The Bergmeister in many ways represents the pinnacle of post-war Victoria success, even though they had a lot more up their sleeve. They produced the futuristic Riedel designed 200-cc Swing as well as the lovely scooter 'Peggy' (1955-1958), with electric start and an electric push button transmission, both firsts in those days.
Norbert Riedel, who had designed and built the avant-garde IMME joined the Victoria team and designed the 197cc "Swing", which was presented in 1954/55, but the production costs of this beauty were too high and only a few units were sold. The scooter version of the Swing was the "Peggy", which also wasn't very successful on the market.
In 1956 Victoria introduced a four-stroke model with a 174cc ohc Parilla engine.
The end of the fifties saw the end of Victoria: it joined the ZWEIRAD-UNION group and was swallowed by Fichtel and Sachs. Some mopeds and 50cc motorcycles were the last Victoria models and the brand vanished in 1968.
Adapted from an article by Hartmut Schouwer
Victoria saw the motorcycle market shrink and acquired the rights to produce the Spatz microcar designed by Egon Bruetsch, an attractive and tiny 3-seat roadster. This design, initially flawed, had been successfully re-designed by former Tatra chief engineer Ledwinka.
Victoria developed a prototype with a removable hard top and gull-wing
Victoria engines powered numerous marques including Sparta, and Viberti & Vecchietti of Italy.
Models include FM 38 and FM 38 L
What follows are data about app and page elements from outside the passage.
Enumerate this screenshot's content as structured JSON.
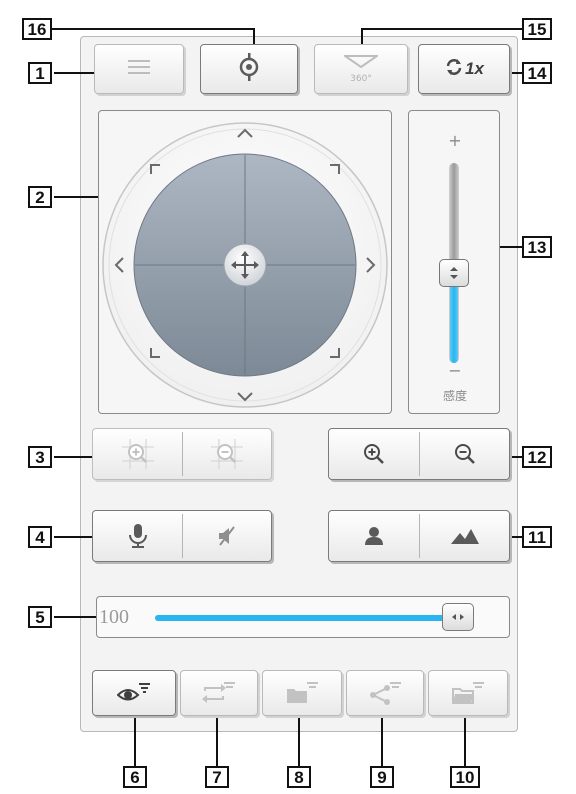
{
  "callouts": [
    "1",
    "2",
    "3",
    "4",
    "5",
    "6",
    "7",
    "8",
    "9",
    "10",
    "11",
    "12",
    "13",
    "14",
    "15",
    "16"
  ],
  "toolbar": {
    "menu_icon": "menu-icon",
    "preset_icon": "target-icon",
    "view360_label": "360°",
    "speed_label": "1x"
  },
  "ptz": {
    "center_icon": "move-icon"
  },
  "sensitivity": {
    "plus": "+",
    "minus": "−",
    "label": "感度",
    "level": 0.45
  },
  "volume": {
    "value": "100",
    "level": 0.96
  },
  "colors": {
    "accent": "#29b6f0",
    "panel": "#f3f3f3",
    "border": "#8a8a8a"
  }
}
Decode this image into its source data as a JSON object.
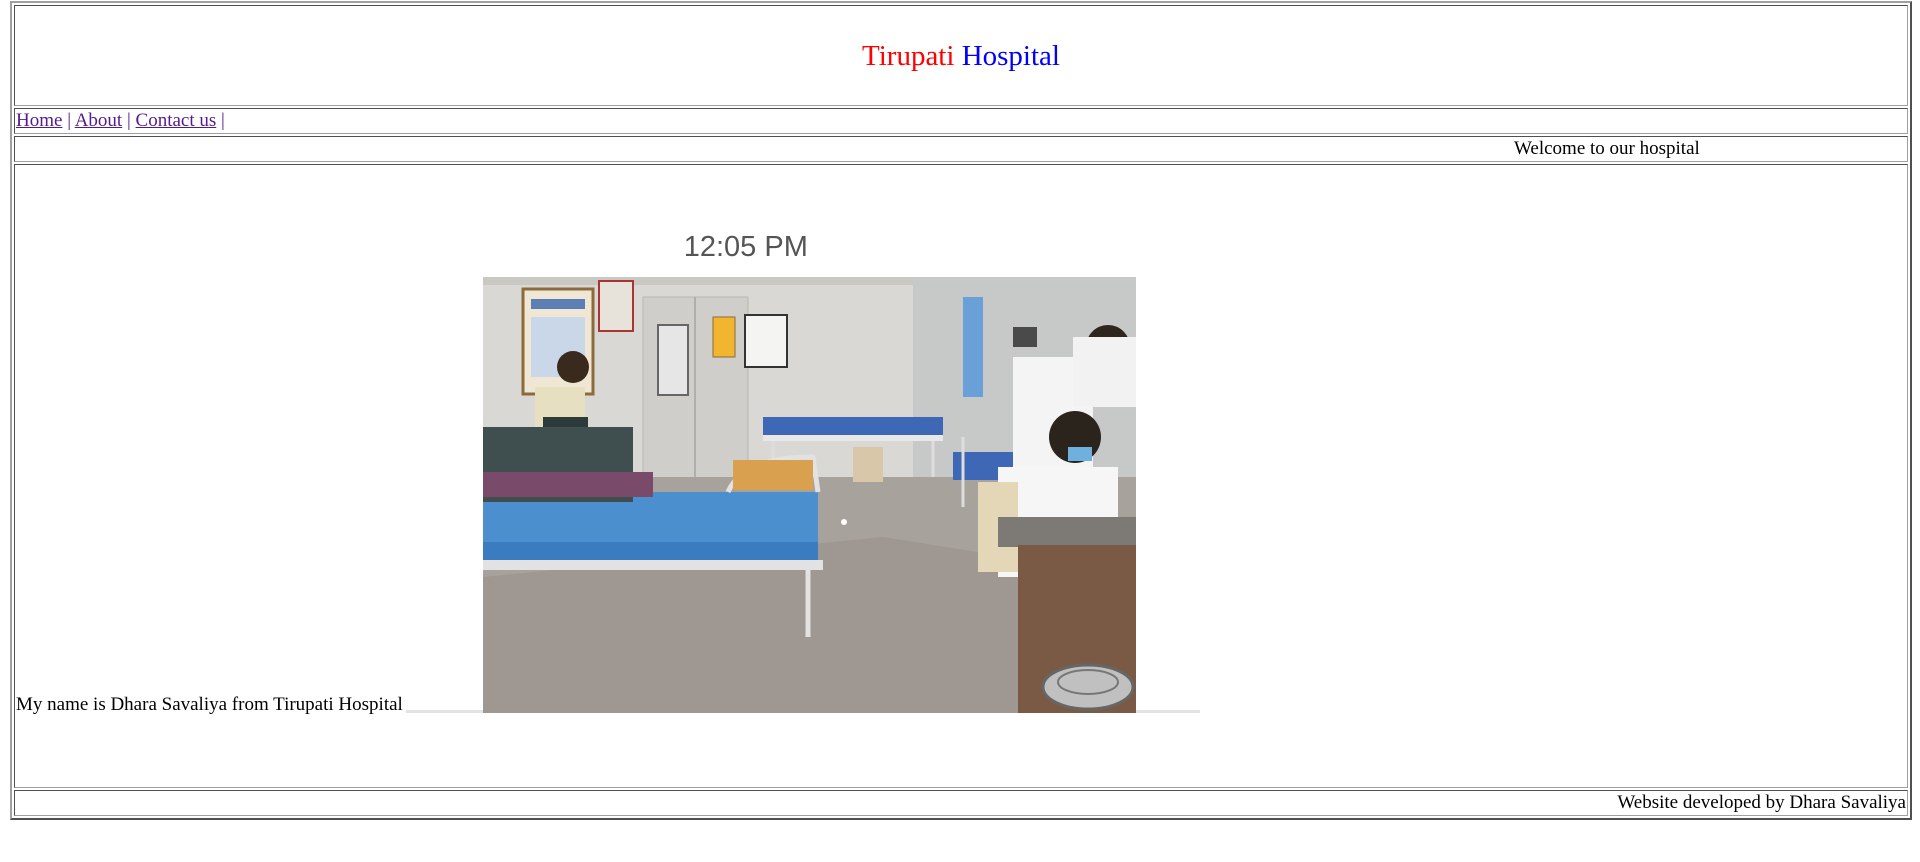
{
  "header": {
    "title_part1": "Tirupati",
    "title_part2": "Hospital"
  },
  "nav": {
    "items": [
      {
        "label": "Home"
      },
      {
        "label": "About"
      },
      {
        "label": "Contact us"
      }
    ],
    "separator": "|"
  },
  "marquee": {
    "text": "Welcome to our hospital"
  },
  "content": {
    "intro": "My name is Dhara Savaliya from Tirupati Hospital",
    "time_label": "12:05 PM",
    "image_alt": "Hospital ward with patient beds and doctors"
  },
  "footer": {
    "text": "Website developed by Dhara Savaliya"
  },
  "colors": {
    "title_red": "#ff0000",
    "title_blue": "#0000ff",
    "link": "#551a8b"
  }
}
FM 38 38cc 38x40mm two-stroke, built c1950-1954.
The Victoria Motorcycle Company of Glasgow, Scotland which produced motorcycles between 1902 and 1928 is unrelated to the German firm.